AOPA urges pilots to note the details and effective times of all applicable notices to airmen before flying, and to check frequently for changes that could occur with little or no notice, said Nobuyo Sakata, AOPA director of aviation security.
All aircraft flight operations in the 10-nm to 30-nm outer ring from the surface up to, but not including, 18,000 feet msl will be prohibited with the following exceptions, complying with the prescribed procedures: “Aircraft arriving or departing local. Aircraft may not loiter. All aircraft entering or exiting the TFR must be on an active IFR or VFR flight plan and must be assigned a discrete beacon code by an Air Traffic Control (ATC) facility and be squawking that code prior to departing within or entering the TFR.” Also, “All aircraft entering or exiting the TFR must remain in two-way radio communication with ATC and on assigned discrete beacon code.”

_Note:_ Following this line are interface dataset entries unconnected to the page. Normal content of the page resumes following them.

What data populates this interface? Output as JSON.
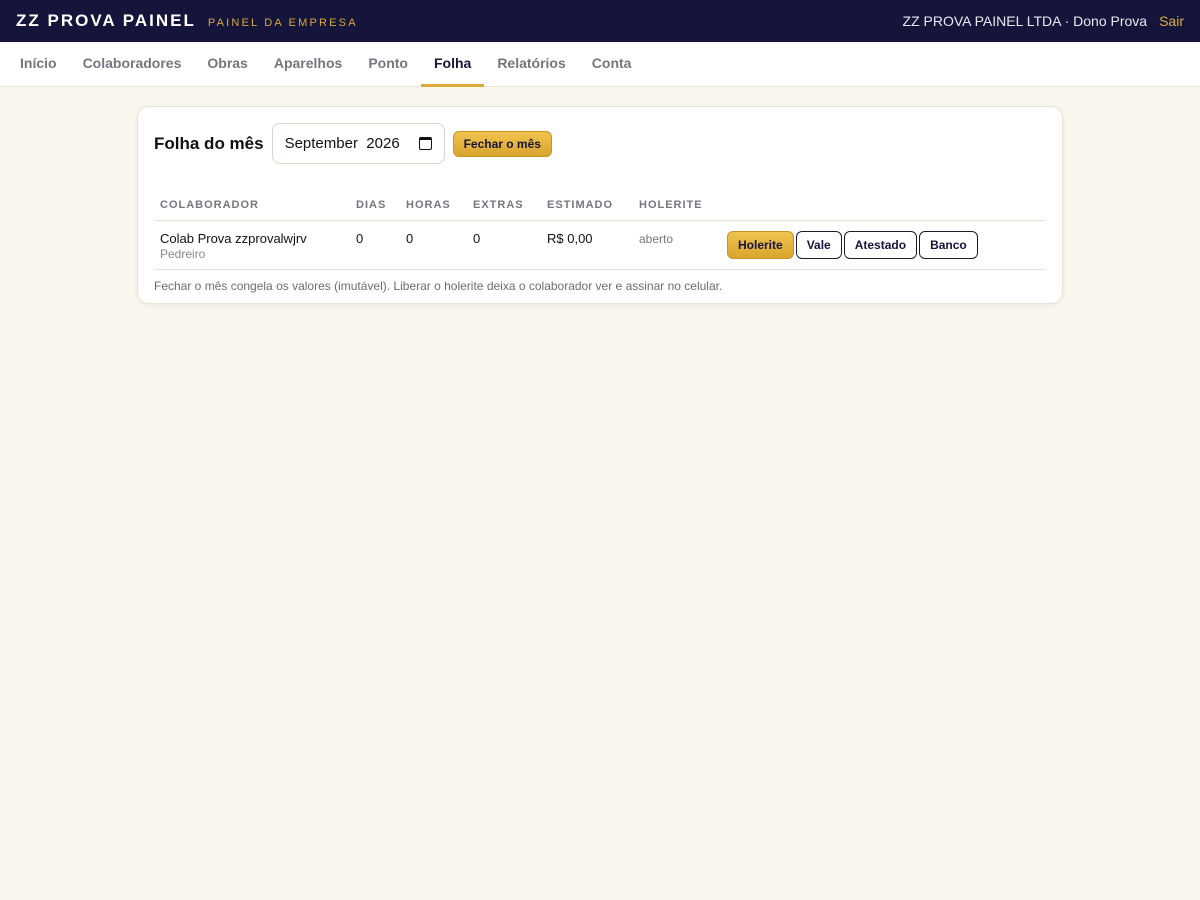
{
  "header": {
    "brand": "ZZ PROVA PAINEL",
    "subtitle": "PAINEL DA EMPRESA",
    "company": "ZZ PROVA PAINEL LTDA · Dono Prova",
    "logout": "Sair"
  },
  "nav": {
    "tabs": [
      {
        "label": "Início"
      },
      {
        "label": "Colaboradores"
      },
      {
        "label": "Obras"
      },
      {
        "label": "Aparelhos"
      },
      {
        "label": "Ponto"
      },
      {
        "label": "Folha",
        "active": true
      },
      {
        "label": "Relatórios"
      },
      {
        "label": "Conta"
      }
    ]
  },
  "payroll": {
    "title": "Folha do mês",
    "month_value": "September  2026",
    "close_month": "Fechar o mês",
    "columns": [
      "COLABORADOR",
      "DIAS",
      "HORAS",
      "EXTRAS",
      "ESTIMADO",
      "HOLERITE"
    ],
    "rows": [
      {
        "name": "Colab Prova zzprovalwjrv",
        "role": "Pedreiro",
        "dias": "0",
        "horas": "0",
        "extras": "0",
        "estimado": "R$ 0,00",
        "holerite": "aberto",
        "actions": {
          "holerite": "Holerite",
          "vale": "Vale",
          "atestado": "Atestado",
          "banco": "Banco"
        }
      }
    ],
    "note": "Fechar o mês congela os valores (imutável). Liberar o holerite deixa o colaborador ver e assinar no celular."
  },
  "colors": {
    "topbar": "#15143a",
    "accent": "#d9a93a",
    "background": "#f9f6ee"
  }
}
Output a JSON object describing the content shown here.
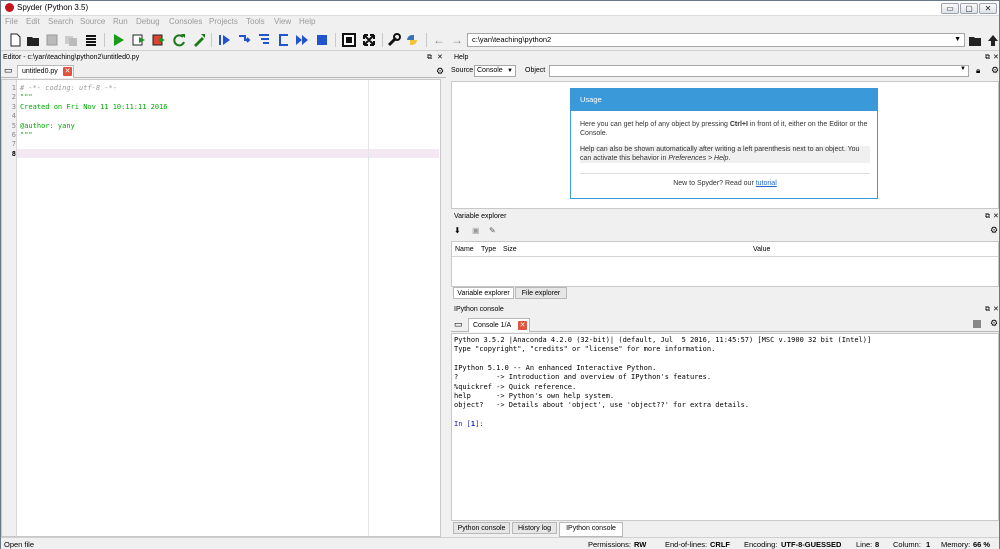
{
  "window": {
    "title": "Spyder (Python 3.5)",
    "minimize": "▭",
    "maximize": "▢",
    "close": "✕"
  },
  "menu": [
    "File",
    "Edit",
    "Search",
    "Source",
    "Run",
    "Debug",
    "Consoles",
    "Projects",
    "Tools",
    "View",
    "Help"
  ],
  "toolbar": {
    "path": "c:\\yan\\teaching\\python2",
    "icons": [
      "new-file-icon",
      "open-file-icon",
      "save-icon",
      "save-all-icon",
      "list-icon",
      "run-icon",
      "run-cell-icon",
      "run-cell-advance-icon",
      "rerun-icon",
      "run-settings-icon",
      "debug-icon",
      "step-icon",
      "step-into-icon",
      "step-return-icon",
      "continue-icon",
      "stop-icon",
      "maximize-pane-icon",
      "fullscreen-icon",
      "preferences-icon",
      "python-path-icon",
      "back-icon",
      "forward-icon",
      "browse-folder-icon",
      "up-folder-icon"
    ]
  },
  "editor": {
    "header": "Editor - c:\\yan\\teaching\\python2\\untitled0.py",
    "tab": "untitled0.py",
    "lines": [
      {
        "n": "1",
        "text": "# -*- coding: utf-8 -*-",
        "color": "#9a9a9a",
        "italic": true
      },
      {
        "n": "2",
        "text": "\"\"\"",
        "color": "#00aa00"
      },
      {
        "n": "3",
        "text": "Created on Fri Nov 11 10:11:11 2016",
        "color": "#00aa00"
      },
      {
        "n": "4",
        "text": "",
        "color": "#00aa00"
      },
      {
        "n": "5",
        "text": "@author: yany",
        "color": "#00aa00"
      },
      {
        "n": "6",
        "text": "\"\"\"",
        "color": "#00aa00"
      },
      {
        "n": "7",
        "text": "",
        "color": "#000"
      },
      {
        "n": "8",
        "text": "",
        "color": "#000"
      }
    ],
    "current_line": "8"
  },
  "help": {
    "title": "Help",
    "source_label": "Source",
    "source_value": "Console",
    "object_label": "Object",
    "usage_title": "Usage",
    "p1a": "Here you can get help of any object by pressing ",
    "p1b": "Ctrl+I",
    "p1c": " in front of it, either on the Editor or the Console.",
    "p2a": "Help can also be shown automatically after writing a left parenthesis next to an object. You can activate this behavior in ",
    "p2b": "Preferences > Help",
    "p2c": ".",
    "p3a": "New to Spyder? Read our ",
    "p3b": "tutorial"
  },
  "variable_explorer": {
    "title": "Variable explorer",
    "columns": [
      "Name",
      "Type",
      "Size",
      "Value"
    ],
    "tabs": [
      "Variable explorer",
      "File explorer"
    ]
  },
  "ipython": {
    "title": "IPython console",
    "tab": "Console 1/A",
    "lines": [
      "Python 3.5.2 |Anaconda 4.2.0 (32-bit)| (default, Jul  5 2016, 11:45:57) [MSC v.1900 32 bit (Intel)]",
      "Type \"copyright\", \"credits\" or \"license\" for more information.",
      "",
      "IPython 5.1.0 -- An enhanced Interactive Python.",
      "?         -> Introduction and overview of IPython's features.",
      "%quickref -> Quick reference.",
      "help      -> Python's own help system.",
      "object?   -> Details about 'object', use 'object??' for extra details.",
      ""
    ],
    "prompt_a": "In [",
    "prompt_n": "1",
    "prompt_b": "]: ",
    "bottom_tabs": [
      "Python console",
      "History log",
      "IPython console"
    ]
  },
  "status": {
    "left": "Open file",
    "permissions_label": "Permissions:",
    "permissions": "RW",
    "eol_label": "End-of-lines:",
    "eol": "CRLF",
    "encoding_label": "Encoding:",
    "encoding": "UTF-8-GUESSED",
    "line_label": "Line:",
    "line": "8",
    "column_label": "Column:",
    "column": "1",
    "memory_label": "Memory:",
    "memory": "66 %"
  }
}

Operations not authorized within the TFR will include flight training, practice instrument approaches, aerobatic flight, glider operations, parachute operations, ultralight, hang gliding, balloon operations, agriculture/crop dusting, animal population control flight operations, banner towing operations, sightseeing operations, model aircraft operations, model rocketry, seaplane/amphibious water operations, and unmanned aircraft systems (UAS).
Please note that the flight advisory is an overview of procedures that will be in effect. Pilots are urged to consult the TFR FDC notam for details of TFR procedures. Please also note that according to the National Business Aviation Association, the TFR start time is 3:30 p.m. on Feb. 4 , not 3 p.m. as it is given in the flight advisory.
The FAA has posted this information about security provisions and special air traffic procedures including traffic management on its website, and recommends that pilots check notams frequently for possible changes.
Pilots planning to fly to Minneapolis for the Super Bowl are also encouraged to review this Letter to Airmen issued by the FAA's Minneapolis Air Route Traffic Control Center.
With security in focus, the Minnesota Wing of the Civil Air Patrol and the Minnesota Air National Guard have planned a demonstration on Jan. 30 of what would happen if an aircraft intruded into restricted Super Bowl airspace during the Feb. 4 TFR.
“CAP airplanes are used throughout the year to assist the Air Force with training to protect the skies across the country,” said Col. James Garlough, commander of CAP’s Minnesota Wing, in a news release. “We’re going to show the media how it will be done on Feb. 4 around U.S. Bank Stadium in Minneapolis during Super Bowl LII.”
The demonstration, hosted by the Minnesota Air National Guard’s 148th Fighter Wing at Duluth Air National Guard Base, is designed to simulate an aircraft entering the no-fly zone around the Super Bowl and being intercepted, with military pilots flying alongside the CAP plane, making radio contact, and guiding it out of restricted airspace.
The mission marks CAP’s sixteenth year of participating in North American Aerospace Defense Command air-defense exercises designed to protect the airspace over the Super Bowl, CAP said.